Right through that disheartening first day, England's fielding was as good as it has been at any time in the series. Countless runs were saved and even Devon Malcolm, who is somewhat less than a dynamic athlete, was keeping the batsmen to singles at third man where at other times they would have been able to take two. It must be accepted that there will never be 11 Nasser Hussains in the same side. There will be a gazelle or two, just as there will almost certainly be the odd donkey. But donkeys can teach themselves to become reliable fielders by practice and application.

Concentration is all-important, just as it is with batting and bowling. A bowler who has just had 20 runs taken off an over must not shuffle off to third man and allow himself to be immersed in gloom for the next six balls. If that happens, a snick to third man will almost certainly result in easy runs.

Geoffrey Boycott was not a naturally athletic mover but by hard work and application he turned himself into a highly competent fielder in the outfield and the middle distances. He also developed a good, accurate throw. In the pressure-cooker atmosphere of contemporary international cricket, the more sluggish fielders should make every effort to imitate Boycott.

The wicketkeeper also plays a most important role as the centre of the fielding cog. By coming away from the stumps to take a poor throw on the full toss makes the fielder's effort look better it was. Seeing the wicketkeeper set the example, as Alec Stewart did so splendidly in Australia's innings, is an inspiration to the fielders.

The loss of the toss at Trent Bridge was a body-blow for England, and it was greatly to captain Mike Atherton and Stewart's credit that they never allowed the others to lose heart. They prevented Australia's batsmen from taking complete control on Thursday and then they enabled the bowlers to take full advantage of more helpful conditions on the second day.
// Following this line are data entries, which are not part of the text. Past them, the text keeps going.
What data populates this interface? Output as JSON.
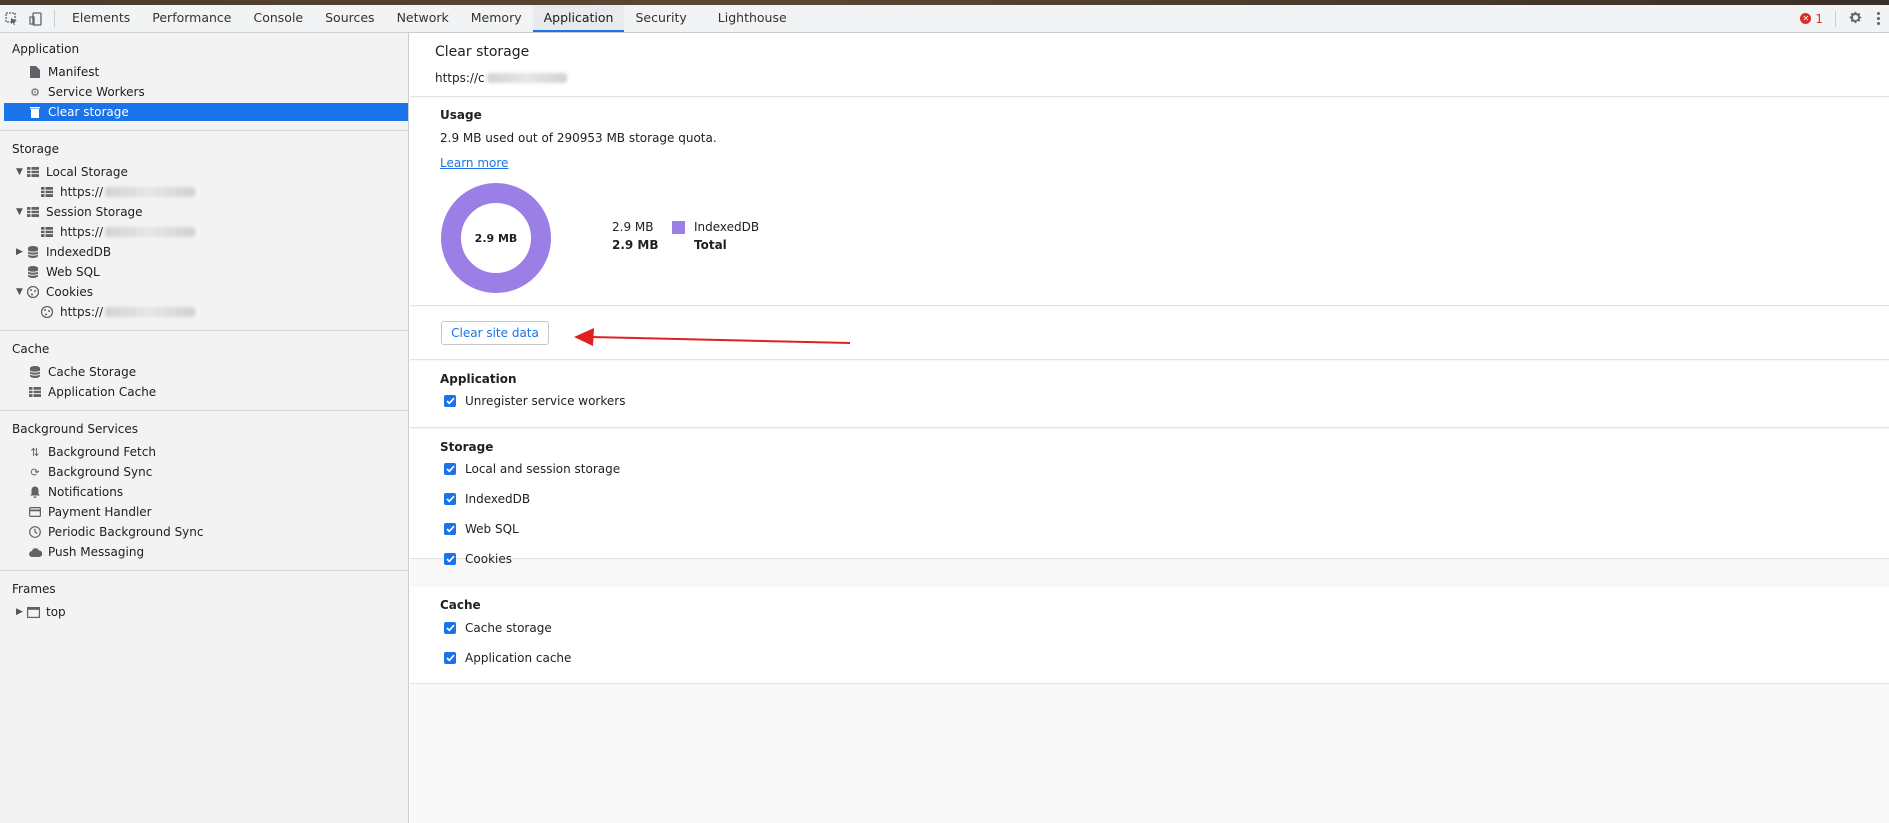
{
  "toolbar": {
    "tabs": [
      {
        "label": "Elements"
      },
      {
        "label": "Performance"
      },
      {
        "label": "Console"
      },
      {
        "label": "Sources"
      },
      {
        "label": "Network"
      },
      {
        "label": "Memory"
      },
      {
        "label": "Application"
      },
      {
        "label": "Security"
      },
      {
        "label": "Lighthouse"
      }
    ],
    "active_tab": "Application",
    "error_count": "1"
  },
  "sidebar": {
    "application": {
      "title": "Application",
      "items": [
        {
          "label": "Manifest",
          "icon": "file-icon"
        },
        {
          "label": "Service Workers",
          "icon": "gear-icon"
        },
        {
          "label": "Clear storage",
          "icon": "trash-icon",
          "selected": true
        }
      ]
    },
    "storage": {
      "title": "Storage",
      "local_storage": "Local Storage",
      "local_origin": "https://",
      "session_storage": "Session Storage",
      "session_origin": "https://",
      "indexeddb": "IndexedDB",
      "websql": "Web SQL",
      "cookies": "Cookies",
      "cookies_origin": "https://"
    },
    "cache": {
      "title": "Cache",
      "items": [
        {
          "label": "Cache Storage",
          "icon": "database-icon"
        },
        {
          "label": "Application Cache",
          "icon": "grid-icon"
        }
      ]
    },
    "background": {
      "title": "Background Services",
      "items": [
        {
          "label": "Background Fetch",
          "icon": "arrows-updown-icon"
        },
        {
          "label": "Background Sync",
          "icon": "sync-icon"
        },
        {
          "label": "Notifications",
          "icon": "bell-icon"
        },
        {
          "label": "Payment Handler",
          "icon": "card-icon"
        },
        {
          "label": "Periodic Background Sync",
          "icon": "clock-icon"
        },
        {
          "label": "Push Messaging",
          "icon": "cloud-icon"
        }
      ]
    },
    "frames": {
      "title": "Frames",
      "top": "top"
    }
  },
  "main": {
    "title": "Clear storage",
    "origin": "https://c",
    "usage": {
      "heading": "Usage",
      "text": "2.9 MB used out of 290953 MB storage quota.",
      "learn_more": "Learn more",
      "donut_label": "2.9 MB",
      "legend": [
        {
          "value": "2.9 MB",
          "label": "IndexedDB",
          "color": "#9b7fe6"
        },
        {
          "value": "2.9 MB",
          "label": "Total"
        }
      ]
    },
    "clear_button": "Clear site data",
    "application": {
      "heading": "Application",
      "options": [
        "Unregister service workers"
      ]
    },
    "storage": {
      "heading": "Storage",
      "options": [
        "Local and session storage",
        "IndexedDB",
        "Web SQL",
        "Cookies"
      ]
    },
    "cache": {
      "heading": "Cache",
      "options": [
        "Cache storage",
        "Application cache"
      ]
    }
  },
  "colors": {
    "accent": "#1a73e8",
    "indexeddb": "#9b7fe6",
    "annotation_arrow": "#e02020"
  }
}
It was clear that a lot of hard work had gone into the fielding. Often this seems to be a department of the game in which England come second to the opposition, be it Australia or whoever. The lesson of Trent Bridge is that top-class fielding makes the bowling seem that much sharper. It is such good propaganda.